Roddick is right, in that he’s done his part. His 2003 U.S. Open win was the last time an American man held up a shiny silver trophy and, unless the Roland Garros staff serves a buffet of bad hollandaise to half the field, America’s longest major drought isn’t going to end at the French Open.
After withdrawing from the not-so-Nice Open with a shoulder injury, Roddick might not be able to play, which puts all of America’s hopes on the slim shoulders of Mardy Fish, who’s never reached the semifinals of a Grand Slam.
“I’m excited about my form going into the French Open,” Fish said. “I’ve never made it past the second round but I’ve certainly put in the work.”
Despite Fish’s optimism and Roddick’s insistence, the ATP charts show that we’re way past the glory days of American tennis, a period that—coincidentally — seemed to peak around the time Bruce Springsteen recorded that song.
When “Glory Days” was on the pop charts in 1985, there were 35 Americans in the ATP Top 100. As of Monday, there were nine (And only seven of those players were, um, Born in the U.S.A. — No. 70 Ryan Sweeting and No. 84 Alex Bogomolov hail from the Bahamas and Russia, respectively.)
By contrast in 1985, Spain had three men in the top 100; today, they have 14, including No. 1 Rafael Nadal and No. 7 David Ferrer.
So between defending champion Nadal and the streaking Novak Djokovic — the Serbian Sensation that Sports Illustrated described as “the most dominant athlete in the world” — the only American thing in the French Open final might be the Nike swooshes on Nadal’s sweatbands.
Get used to seeing less familiar flags in the onscreen graphics.

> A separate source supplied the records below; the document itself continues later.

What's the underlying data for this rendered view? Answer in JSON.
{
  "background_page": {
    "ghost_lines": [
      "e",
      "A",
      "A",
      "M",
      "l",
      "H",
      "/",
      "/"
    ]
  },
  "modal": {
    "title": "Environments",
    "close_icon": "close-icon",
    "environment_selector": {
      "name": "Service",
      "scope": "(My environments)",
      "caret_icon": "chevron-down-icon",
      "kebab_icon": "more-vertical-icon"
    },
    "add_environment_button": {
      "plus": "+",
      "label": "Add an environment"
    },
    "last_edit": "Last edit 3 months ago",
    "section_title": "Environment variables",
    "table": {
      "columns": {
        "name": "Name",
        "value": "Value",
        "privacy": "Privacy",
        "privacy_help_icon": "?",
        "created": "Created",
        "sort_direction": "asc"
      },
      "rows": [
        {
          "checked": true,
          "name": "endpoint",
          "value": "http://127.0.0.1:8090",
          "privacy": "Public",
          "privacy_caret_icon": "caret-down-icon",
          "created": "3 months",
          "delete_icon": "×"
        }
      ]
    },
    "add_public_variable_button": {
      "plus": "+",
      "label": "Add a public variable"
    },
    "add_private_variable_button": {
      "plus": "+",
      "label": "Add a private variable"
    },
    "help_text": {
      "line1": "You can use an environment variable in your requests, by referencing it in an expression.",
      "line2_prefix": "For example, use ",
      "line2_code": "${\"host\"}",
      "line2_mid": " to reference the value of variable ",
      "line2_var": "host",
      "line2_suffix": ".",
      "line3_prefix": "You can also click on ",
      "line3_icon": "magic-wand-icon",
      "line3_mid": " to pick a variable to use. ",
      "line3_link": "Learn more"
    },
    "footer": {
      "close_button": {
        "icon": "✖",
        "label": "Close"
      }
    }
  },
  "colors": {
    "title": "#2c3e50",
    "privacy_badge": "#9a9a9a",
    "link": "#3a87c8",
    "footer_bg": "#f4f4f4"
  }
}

Despite Fish’s improved performance, he’s approaching 30 years old. Roddick is 28. And James Blake — America's only other active former Top 10 player — has been sideswiped by more injuries, illnesses and outright bad luck than a week’s worth of TODAY Show guests.
It doesn’t look like The Next Pete Sampras or The Next Andre Agassi or, hell, even The Next Michael Chang is loitering in the lower half of the rankings, either. Some of our would-be phenoms have started to look more like should’ve beens. Twenty-one year old Donald Young — No. 95 this week — still hasn’t grown into his potential. He followed his 2007 Junior Wimbledon win with a 16-48 singles record and a recent Twitter tantrum that paraphrased Cee-Lo Green but didn’t exactly endear him to the USTA.
So why aren’t we churning out a training center’s worth of Next Bests, kids who could grow up and collect more oversized platters than Kate Middleton at her wedding reception? Because our best athletes don’t always reach for a tennis racquet. American tennis’ major competition isn’t Spain or Germany or France; it’s baseball and basketball and the kind of football where you can use your hands.
That’s not the case in Europe, which is part of the reason why the multinational ATP rankings could confuse Carmen San Diego. Other than soccer, tennis might be the most global game going right now, and that doesn’t mean that there’s anything “wrong” with American players.
It just means that if you’re not paying attention, you’re probably missing some spectacular shots. You can put that on a bumper sticker.